BEDFORD-STUYVESANT — Inspired by her own experience with epilepsy, Bedford-Stuyvesant resident Uma Smith has invented a portable first aid kit and safe space for use during epileptic seizures that has won recognition in a design competition sponsored by a prestigious international foundation.
Smith’s invention, Cocoon, is the American national winner of the James Dyson Award.
The awards, according to the James Dyson Foundation website, “celebrate, encourage and inspire the next generation of design engineers,” and are “open to current and recent design engineering students.”
All of the winners and runners-up from countries around the world were announced on Thursday, Sept. 19.
Cocoon is a pillow that protects the user’s head, alerts emergency contacts to the onset of a seizure and tells bystanders how they can help.
Smith, a recent Pratt Institute graduate, was diagnosed at age 11 with epilepsy and has been hospitalized four times since for seizures, three of which took place away from home and away from caretakers who could help.
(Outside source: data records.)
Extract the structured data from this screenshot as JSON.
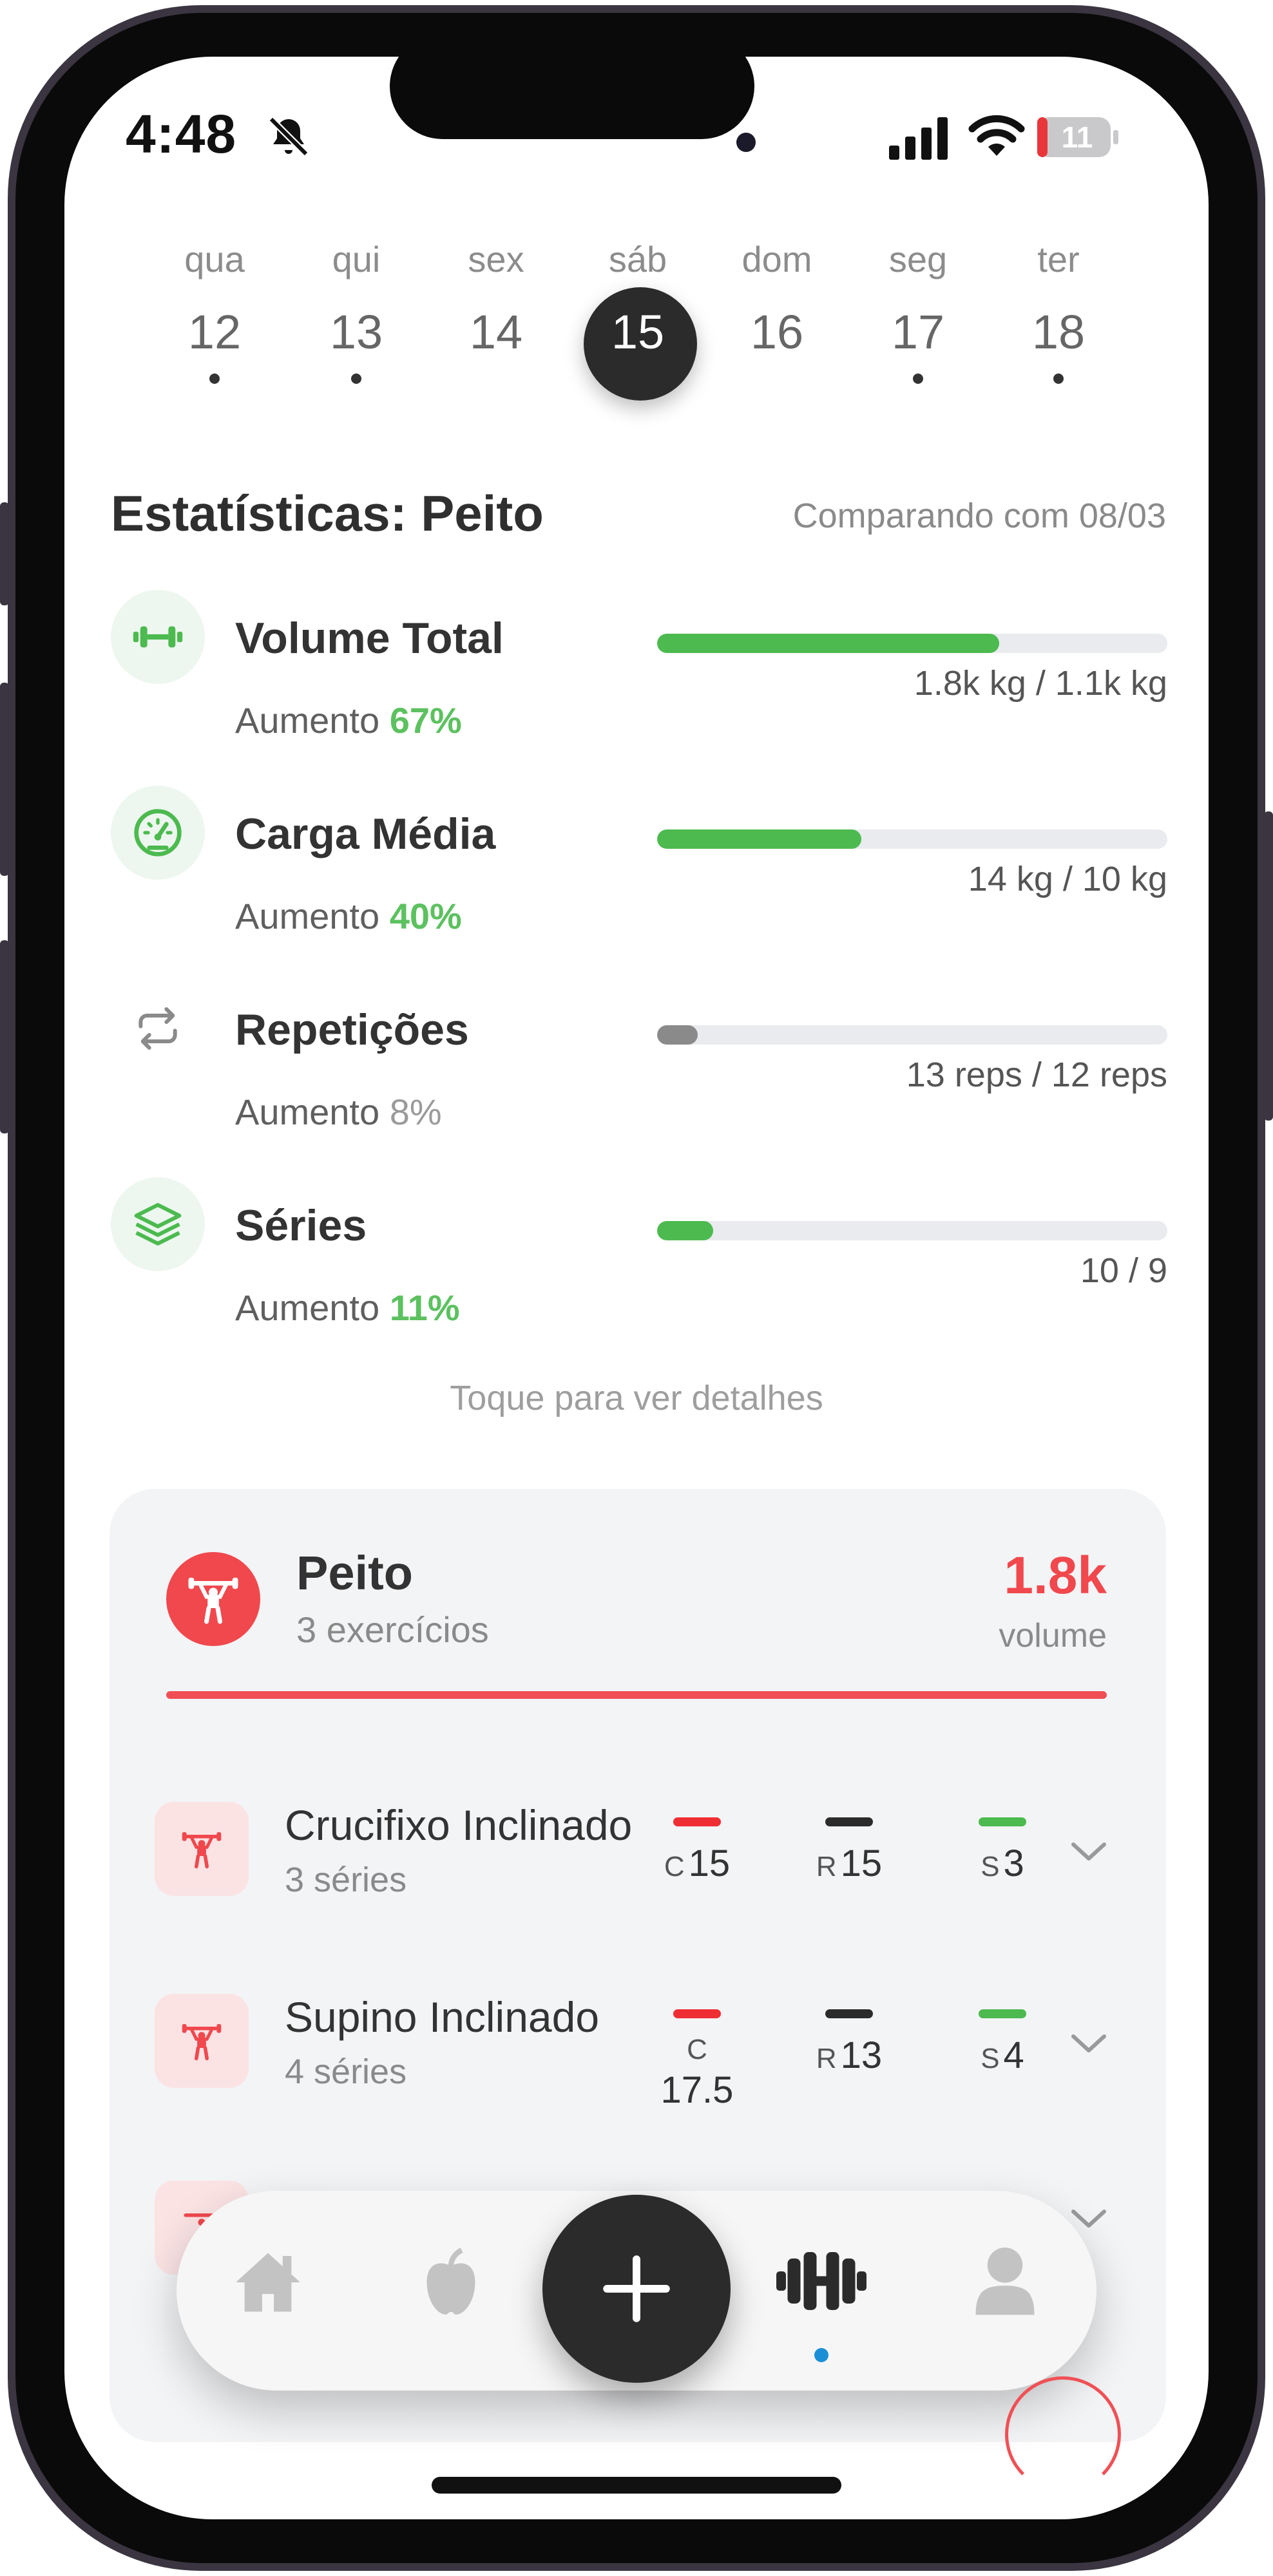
{
  "status_bar": {
    "time": "4:48",
    "battery": "11",
    "icons": [
      "bell-slash-icon",
      "cellular-signal-icon",
      "wifi-icon",
      "battery-icon"
    ]
  },
  "week": {
    "days": [
      {
        "name": "qua",
        "number": "12",
        "has_workout": true
      },
      {
        "name": "qui",
        "number": "13",
        "has_workout": true
      },
      {
        "name": "sex",
        "number": "14",
        "has_workout": false
      },
      {
        "name": "sáb",
        "number": "15",
        "has_workout": false,
        "selected": true
      },
      {
        "name": "dom",
        "number": "16",
        "has_workout": false
      },
      {
        "name": "seg",
        "number": "17",
        "has_workout": true
      },
      {
        "name": "ter",
        "number": "18",
        "has_workout": true
      }
    ]
  },
  "stats": {
    "title": "Estatísticas: Peito",
    "compare": "Comparando com 08/03",
    "items": [
      {
        "label": "Volume Total",
        "change_prefix": "Aumento",
        "change": "67%",
        "bar_fraction": 0.67,
        "bar_text": "1.8k kg / 1.1k kg",
        "color": "#4cba4f",
        "icon": "dumbbell-icon"
      },
      {
        "label": "Carga Média",
        "change_prefix": "Aumento",
        "change": "40%",
        "bar_fraction": 0.4,
        "bar_text": "14 kg / 10 kg",
        "color": "#4cba4f",
        "icon": "speedometer-icon"
      },
      {
        "label": "Repetições",
        "change_prefix": "Aumento",
        "change": "8%",
        "bar_fraction": 0.08,
        "bar_text": "13 reps / 12 reps",
        "color": "#8a8a8a",
        "icon": "repeat-icon"
      },
      {
        "label": "Séries",
        "change_prefix": "Aumento",
        "change": "11%",
        "bar_fraction": 0.11,
        "bar_text": "10 / 9",
        "color": "#4cba4f",
        "icon": "layers-icon"
      }
    ],
    "hint": "Toque para ver detalhes"
  },
  "group": {
    "name": "Peito",
    "exercise_count": "3 exercícios",
    "volume_value": "1.8k",
    "volume_label": "volume",
    "accent": "#f0484d",
    "exercises": [
      {
        "name": "Crucifixo Inclinado",
        "sets": "3 séries",
        "c_prefix": "C",
        "c_value": "15",
        "r_prefix": "R",
        "r_value": "15",
        "s_prefix": "S",
        "s_value": "3"
      },
      {
        "name": "Supino Inclinado",
        "sets": "4 séries",
        "c_prefix": "C",
        "c_value": "17.5",
        "r_prefix": "R",
        "r_value": "13",
        "s_prefix": "S",
        "s_value": "4"
      }
    ]
  },
  "tabbar": {
    "tabs": [
      "home-icon",
      "apple-icon",
      "add-icon",
      "dumbbell-icon",
      "profile-icon"
    ],
    "active": "dumbbell-icon"
  }
}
“I started looking for epileptic safe spaces, so I could be on the subway or whatever and I wouldn’t have to be worried about, ‘What’s a good place to have a seizure?’” she said.
Smith found smart watches online that could detect a seizure and alert caretakers, and protective devices like headgear or anti-suffocation pillows, but nothing compact that fulfilled both functions.
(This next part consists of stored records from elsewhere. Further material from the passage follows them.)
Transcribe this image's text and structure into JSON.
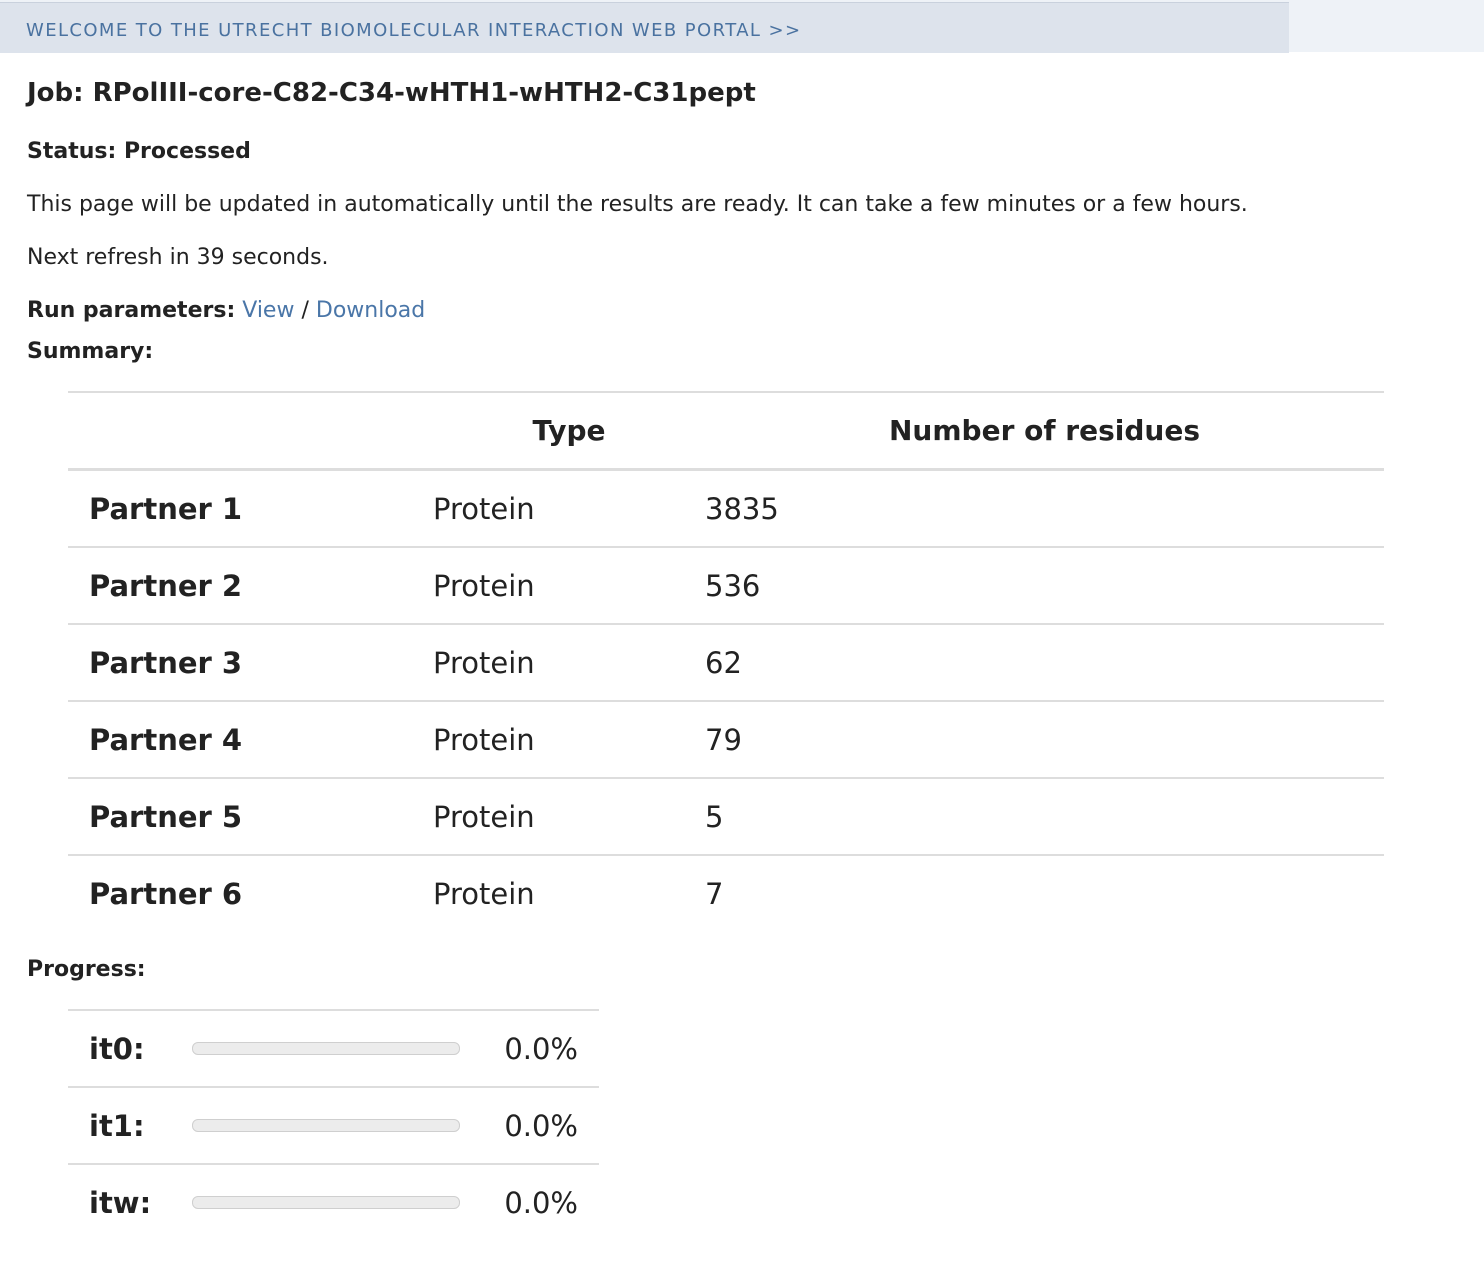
{
  "header": {
    "welcome_link": "WELCOME TO THE UTRECHT BIOMOLECULAR INTERACTION WEB PORTAL >>"
  },
  "job": {
    "title": "Job: RPolIII-core-C82-C34-wHTH1-wHTH2-C31pept",
    "status": "Status: Processed",
    "info": "This page will be updated in automatically until the results are ready. It can take a few minutes or a few hours.",
    "refresh": "Next refresh in 39 seconds."
  },
  "run_parameters": {
    "label": "Run parameters:",
    "view": "View",
    "separator": "/",
    "download": "Download"
  },
  "summary": {
    "label": "Summary:",
    "headers": [
      "",
      "Type",
      "Number of residues"
    ],
    "rows": [
      {
        "name": "Partner 1",
        "type": "Protein",
        "residues": "3835"
      },
      {
        "name": "Partner 2",
        "type": "Protein",
        "residues": "536"
      },
      {
        "name": "Partner 3",
        "type": "Protein",
        "residues": "62"
      },
      {
        "name": "Partner 4",
        "type": "Protein",
        "residues": "79"
      },
      {
        "name": "Partner 5",
        "type": "Protein",
        "residues": "5"
      },
      {
        "name": "Partner 6",
        "type": "Protein",
        "residues": "7"
      }
    ]
  },
  "progress": {
    "label": "Progress:",
    "items": [
      {
        "name": "it0:",
        "percent_text": "0.0%",
        "percent": 0.0
      },
      {
        "name": "it1:",
        "percent_text": "0.0%",
        "percent": 0.0
      },
      {
        "name": "itw:",
        "percent_text": "0.0%",
        "percent": 0.0
      }
    ]
  },
  "colors": {
    "link": "#4a76a8",
    "header_band": "#dde3ec",
    "header_text": "#4a72a0"
  }
}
At Pratt, she started working on a pillow with a mesh covering to stabilize and protect the user’s head. Sensors within the device alert caretakers when the pillow is in use and shares with them the GPS coordinates.
Cocoon also times the seizure and calls an ambulance if it exceeds five minutes, the threshold at which experts say neurological damage is a concern. Two flaps fold out from the pillow with instructions for bystanders. When not in use, Cocoon rolls up into a 1-foot x 4-inch package that fits easily into a purse or briefcase.
“I wanted to create something that would combine all features and allow people with epilepsy to live more independent lives,” said Smith.
Now Smith carries her Cocoon prototype with her whenever she has epileptic triggers — for her, sleep deprivation and stress — and no longer has to scope out her surroundings for a safe place to have a seizure.
As the U.S. winner of the James Dyson Award, Smith will receive $2,500 and advance to the international round of the competition, judged first by Dyson company engineers who will whittle the list of national winners down to a short list, and eventually by James Dyson, the British inventor perhaps best known for his innovative vacuums. Should Smith win the international competition, which will be announced Nov. 14, she’ll receive $35,000.
Whether Cocoon makes it all the way or not, Smith hopes to license the design to a company that can help her manufacture the device and get it on the market.
“I really do want to make it a reality,” she said. “I think it’s filling a necessary space in the market and I want to get it into the hands of the people that need them.”